“We understand that economists rely on number crunching; we just hope that they learn not to crunch the people between the numbers,” said Anthony Egan, S.J., of South Africa’s Jesuit Institute.
Father Egan, a native of Cape Town, was referring to the Emerging Markets program being offered by the Graduate School of Arts and Sciences’ (GSAS) economics department. It is part of two exchange programs being offered by Fordham in partnership with the University of Pretoria.
Father Egan acts as both programs’ spiritual liaison.
For undergraduates, Fordham College at Rose Hill runs the Ubuntu Program, a service-learning program designed to allow students to take credit courses while providing opportunities for public service.

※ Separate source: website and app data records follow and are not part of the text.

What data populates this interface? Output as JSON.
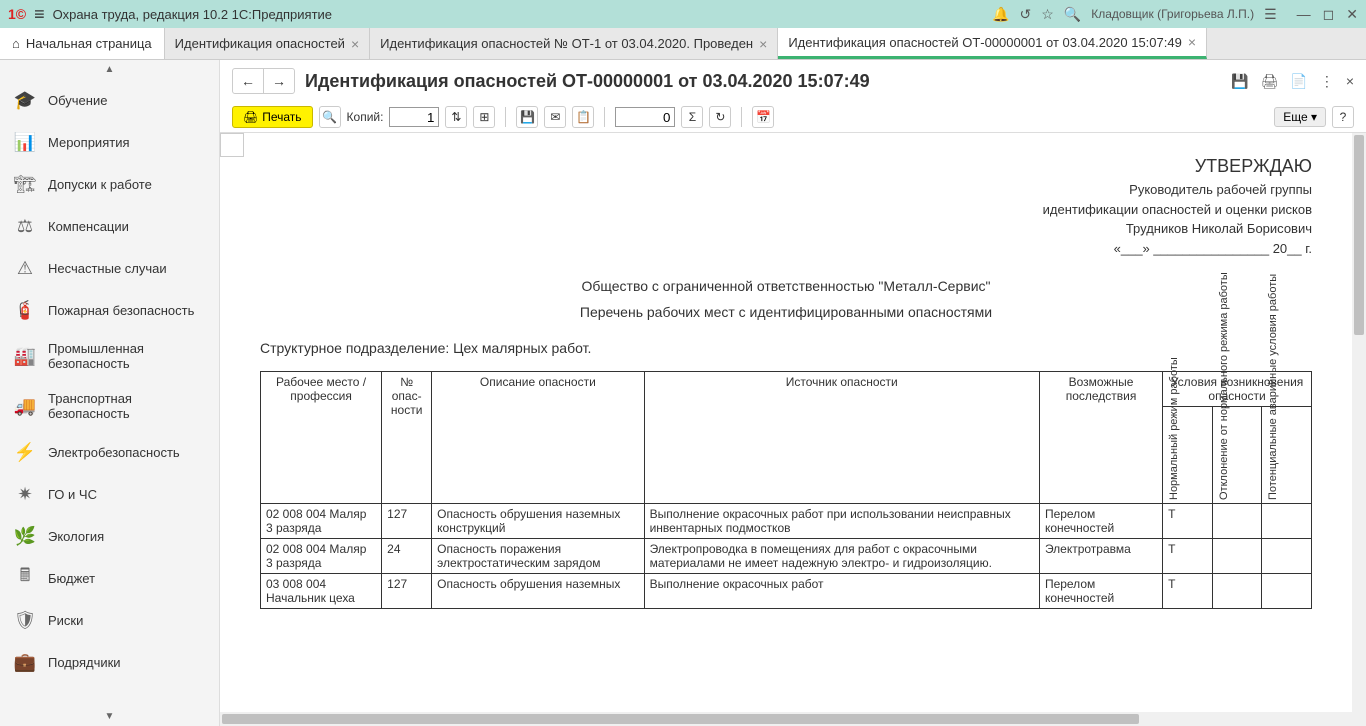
{
  "titlebar": {
    "app_title": "Охрана труда, редакция 10.2 1С:Предприятие",
    "user": "Кладовщик (Григорьева Л.П.)"
  },
  "tabs": {
    "home": "Начальная страница",
    "items": [
      {
        "label": "Идентификация опасностей"
      },
      {
        "label": "Идентификация опасностей № ОТ-1 от 03.04.2020. Проведен"
      },
      {
        "label": "Идентификация опасностей ОТ-00000001 от 03.04.2020 15:07:49"
      }
    ]
  },
  "sidebar": {
    "items": [
      {
        "label": "Обучение"
      },
      {
        "label": "Мероприятия"
      },
      {
        "label": "Допуски к работе"
      },
      {
        "label": "Компенсации"
      },
      {
        "label": "Несчастные случаи"
      },
      {
        "label": "Пожарная безопасность"
      },
      {
        "label": "Промышленная безопасность"
      },
      {
        "label": "Транспортная безопасность"
      },
      {
        "label": "Электробезопасность"
      },
      {
        "label": "ГО и ЧС"
      },
      {
        "label": "Экология"
      },
      {
        "label": "Бюджет"
      },
      {
        "label": "Риски"
      },
      {
        "label": "Подрядчики"
      }
    ]
  },
  "page": {
    "title": "Идентификация опасностей ОТ-00000001 от 03.04.2020 15:07:49"
  },
  "toolbar": {
    "print": "Печать",
    "copies_label": "Копий:",
    "copies_value": "1",
    "page_value": "0",
    "more": "Еще",
    "help": "?"
  },
  "doc": {
    "approve_title": "УТВЕРЖДАЮ",
    "approve_role1": "Руководитель рабочей группы",
    "approve_role2": "идентификации опасностей и оценки рисков",
    "approve_name": "Трудников Николай Борисович",
    "date_line": "«___» ________________ 20__ г.",
    "org": "Общество с ограниченной ответственностью \"Металл-Сервис\"",
    "subtitle": "Перечень рабочих мест с идентифицированными опасностями",
    "dept_label": "Структурное подразделение:",
    "dept_value": "Цех малярных работ.",
    "headers": {
      "workplace": "Рабочее место / профессия",
      "hazard_no": "№ опас-ности",
      "desc": "Описание опасности",
      "source": "Источник опасности",
      "consequences": "Возможные последствия",
      "conditions": "Условия возникновения опасности",
      "cond1": "Нормальный режим работы",
      "cond2": "Отклонение от нормального режима работы",
      "cond3": "Потенциальные аварийные условия работы"
    },
    "rows": [
      {
        "workplace": "02 008 004 Маляр 3 разряда",
        "no": "127",
        "desc": "Опасность обрушения наземных конструкций",
        "source": "Выполнение окрасочных работ при использовании неисправных инвентарных подмостков",
        "cons": "Перелом конечностей",
        "c1": "Т",
        "c2": "",
        "c3": ""
      },
      {
        "workplace": "02 008 004 Маляр 3 разряда",
        "no": "24",
        "desc": "Опасность поражения электростатическим зарядом",
        "source": "Электропроводка в помещениях для работ с окрасочными материалами не имеет надежную электро- и гидроизоляцию.",
        "cons": "Электротравма",
        "c1": "Т",
        "c2": "",
        "c3": ""
      },
      {
        "workplace": "03 008 004 Начальник цеха",
        "no": "127",
        "desc": "Опасность обрушения наземных",
        "source": "Выполнение окрасочных работ",
        "cons": "Перелом конечностей",
        "c1": "Т",
        "c2": "",
        "c3": ""
      }
    ]
  }
}
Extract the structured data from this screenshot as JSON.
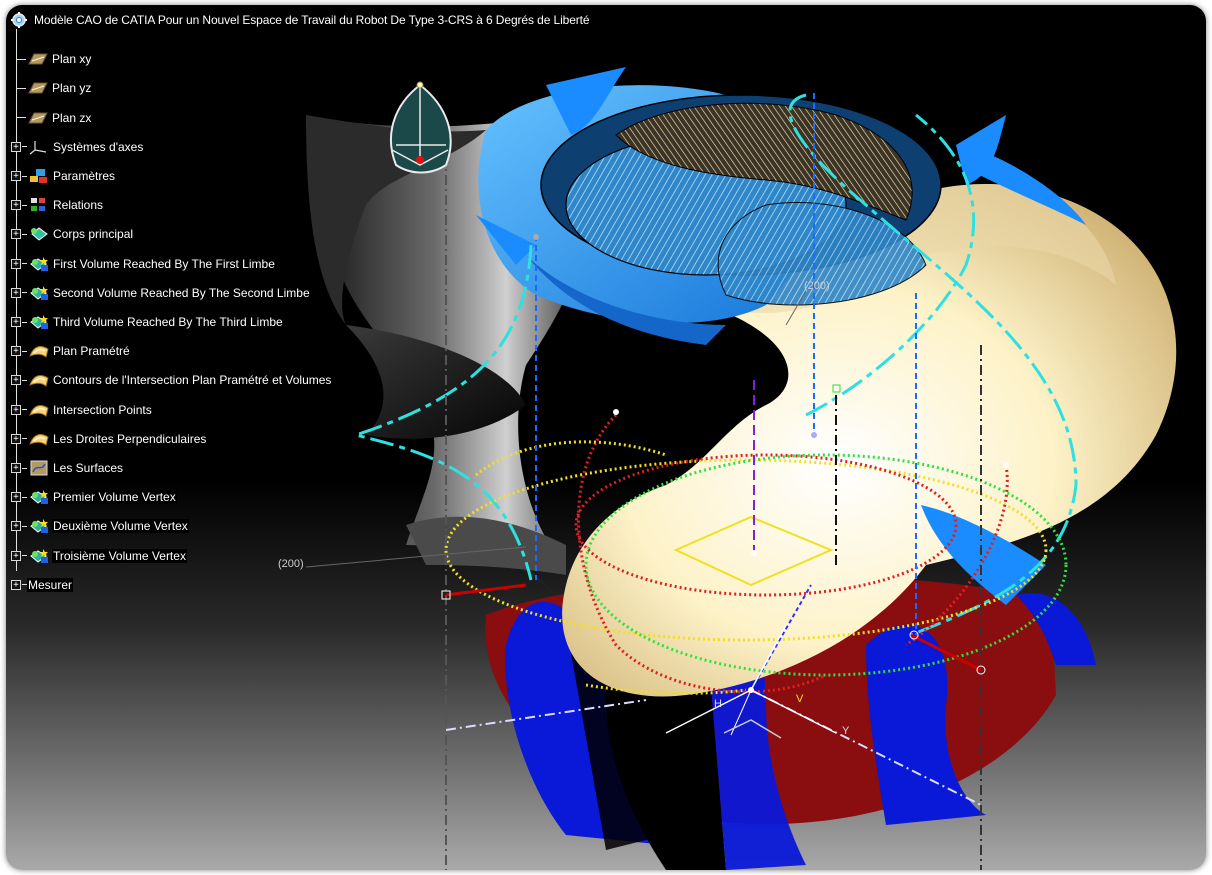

The relatively quick success of the two Fordham programs bodes well for future endeavors, said Dean Nancy Busch, Ph.D., dean of GSAS and Fordham’s chief research officer. She said the University is already looking to build on new relationships across several departments and disciplines, including history, theology, biology, post-doctorate research in genetics, and agriculture sciences. In a very customized approach, individual Fordham graduate students will be matched up with Pretoria mentors, and vice versa.
The two initial programs got their start in 2008 after Fikile Magubane, South Africa’s then-consul general in New York, reached out to several universities, including Fordham, in an effort to build exchanges.
“We turned out to be the most aggressive institution and immediately sent a delegation,” said Booi Themeli, Ph.D., clinical assistant professor and coordinator of both programs.
South Africa-born Themeli said that the University of Pretoria, once a “breeding ground” for apartheid leadership, now runs an internationally respected business school, the Gordon Institute of Business Science, which is attractive to Fordham for promoting student exchange.
But for all the changes, South Africa remains a country in flux. Divisions that were once racial are now economic, said Dominick Salvatore, Ph.D., Distinguished Professor of Economics, chair of the department and director of its graduate program.
Salvatore headed to Pretoria this month on an honorary professorship, and will be giving a series of lectures at the university and throughout the country. The Mapungubwe Institute for Strategic Reflection, a South African think tank comprising research and policymaking experts, has invited him to be a fellow.
“Unfortunately, not much improvement has been made since apartheid. Inequality is almost as high as it was before,” said Salvatore.
Despite a youth unemployment rate hovering at 47 percent, and an overall unemployment rate near 20 percent, South Africa has growth opportunities, said Salvatore. The economy is the most advanced in Africa and has the highest per-capita income on the continent, barring oil-rich Libya.
“South Africa faces a duality. They have a superstructure that is advanced,” Salvatore said, referencing healthy banking and business sectors and a well-developed infrastructure, “but most of the economy is not advanced.”
The problems are primarily twofold: slow growth and disenfranchised youth. He proposed a two-track solution, one that addresses growth and calls for immediate intervention to address the youth crisis.
“The society will need to grow fast, but growth is a long-term process,” he said. “However, the youth problem can’t wait. They need to do something immediately; it’s a volcano ready to explode.”
Salvatore also said that the country’s powerful unions, once major players in the struggle against apartheid, will need to make compromises with businesses if the country is to move forward.
With poverty and AIDS among the country’s seemingly intractable problems, a service-learning program like Ubuntu is a natural fit, but why study economics in Pretoria and not London or Frankfurt?
“To put it bluntly, you could study in big world financial capitals, but [by]going to South Africa you see the other side,” said Father Egan. “The great games of the global economy come at a great cost, you can see that here in stark relief, and [you can]reflect on those decisions.”
Father Egan prepares Fordham students for their journey through beginning and end-of-term retreats. He teaches a core course in the Ubuntu program, The Story of South Africa, in which students read books by J.M. Coetzee and André Brink, and watch films like Cry Freedom.
Once initiated, the Fordham students bring New York-style integration to Pretoria.
“We’re in a melting pot, so cultural diversity is already here, we know about it, and the new South Africa is in transition to what we already have,” said Themeli.
The Emerging Markets master’s program students—half from Pretoria and half from Fordham—compare data on the South African economy with other emerging and established markets. Each student writes a paper on the nation’s economic prospects.
But what at first glance appears to be a simple economics lab holds underlying lessons, said Father Egan.
“Many of the [South African] students that the Fordham students meet are from poor areas,” he said. “I hope the programs will bring out the element of justice. It’s not that they should find a simplistic solution, but that they develop a desire to find a solution.”